§ Activity:
Repeat the following entries verbatim, apart from the pictures.

┄┄┄┄┄┄

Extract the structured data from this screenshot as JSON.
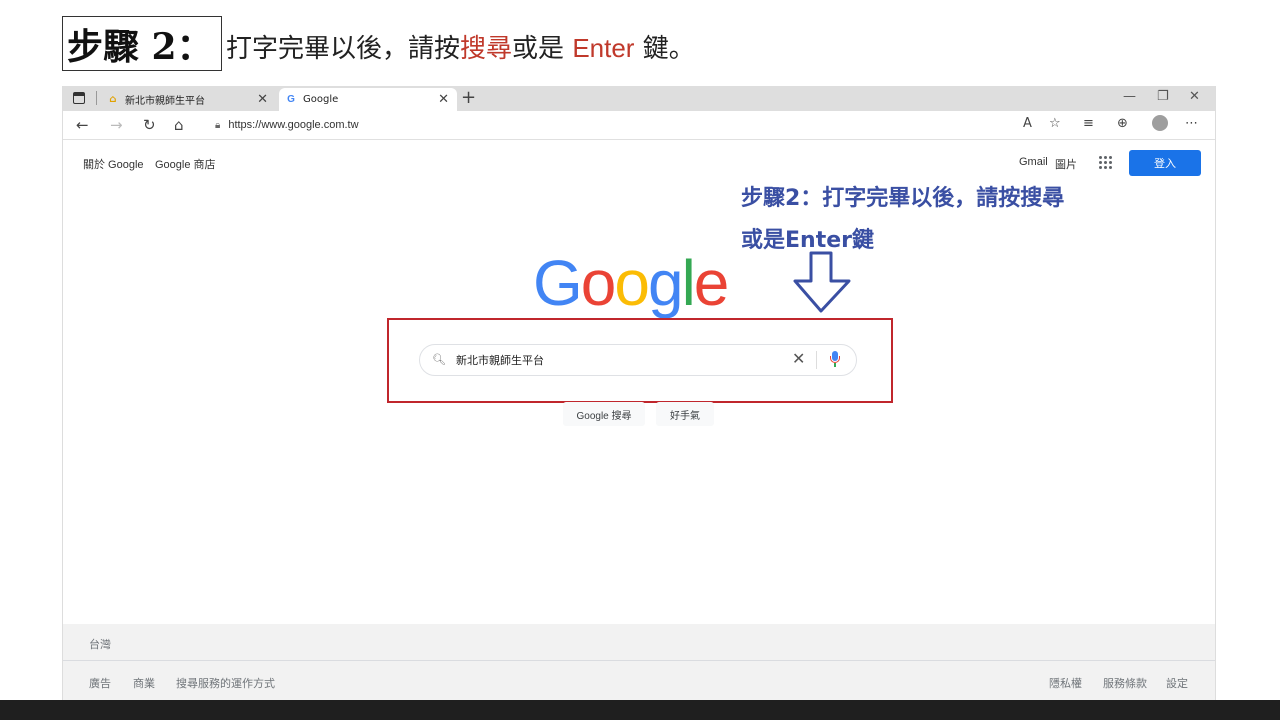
{
  "slide": {
    "step_label": "步驟 2：",
    "instruction_prefix": "打字完畢以後，請按",
    "instruction_highlight": "搜尋",
    "instruction_mid": "或是",
    "instruction_enter": "Enter",
    "instruction_suffix": "鍵。"
  },
  "browser": {
    "tabs": [
      {
        "label": "新北市親師生平台",
        "icon": "home-icon"
      },
      {
        "label": "Google",
        "icon": "google-icon"
      }
    ],
    "url": "https://www.google.com.tw"
  },
  "google": {
    "top_left_links": [
      "關於 Google",
      "Google 商店"
    ],
    "top_right_links": [
      "Gmail",
      "圖片"
    ],
    "signin_label": "登入",
    "logo_text": [
      "G",
      "o",
      "o",
      "g",
      "l",
      "e"
    ],
    "search_value": "新北市親師生平台",
    "buttons": [
      "Google 搜尋",
      "好手氣"
    ],
    "footer_region": "台灣",
    "footer_left_links": [
      "廣告",
      "商業",
      "搜尋服務的運作方式"
    ],
    "footer_right_links": [
      "隱私權",
      "服務條款",
      "設定"
    ]
  },
  "annotation": {
    "line1": "步驟2：打字完畢以後，請按搜尋",
    "line2": "或是Enter鍵"
  },
  "colors": {
    "annotation": "#3a4fa3",
    "highlight_frame": "#c0262c",
    "signin_button": "#1a73e8"
  }
}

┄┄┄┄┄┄

§ Output of the task:
Extract the structured data from this screenshot as JSON.
{
  "slide": {
    "step_label": "步驟 2：",
    "instruction_prefix": "打字完畢以後，請按",
    "instruction_highlight": "搜尋",
    "instruction_mid": "或是",
    "instruction_enter": "Enter",
    "instruction_suffix": "鍵。"
  },
  "browser": {
    "tabs": [
      {
        "label": "新北市親師生平台",
        "icon": "home-icon"
      },
      {
        "label": "Google",
        "icon": "google-icon"
      }
    ],
    "url": "https://www.google.com.tw"
  },
  "google": {
    "top_left_links": [
      "關於 Google",
      "Google 商店"
    ],
    "top_right_links": [
      "Gmail",
      "圖片"
    ],
    "signin_label": "登入",
    "logo_text": [
      "G",
      "o",
      "o",
      "g",
      "l",
      "e"
    ],
    "search_value": "新北市親師生平台",
    "buttons": [
      "Google 搜尋",
      "好手氣"
    ],
    "footer_region": "台灣",
    "footer_left_links": [
      "廣告",
      "商業",
      "搜尋服務的運作方式"
    ],
    "footer_right_links": [
      "隱私權",
      "服務條款",
      "設定"
    ]
  },
  "annotation": {
    "line1": "步驟2：打字完畢以後，請按搜尋",
    "line2": "或是Enter鍵"
  },
  "colors": {
    "annotation": "#3a4fa3",
    "highlight_frame": "#c0262c",
    "signin_button": "#1a73e8"
  }
}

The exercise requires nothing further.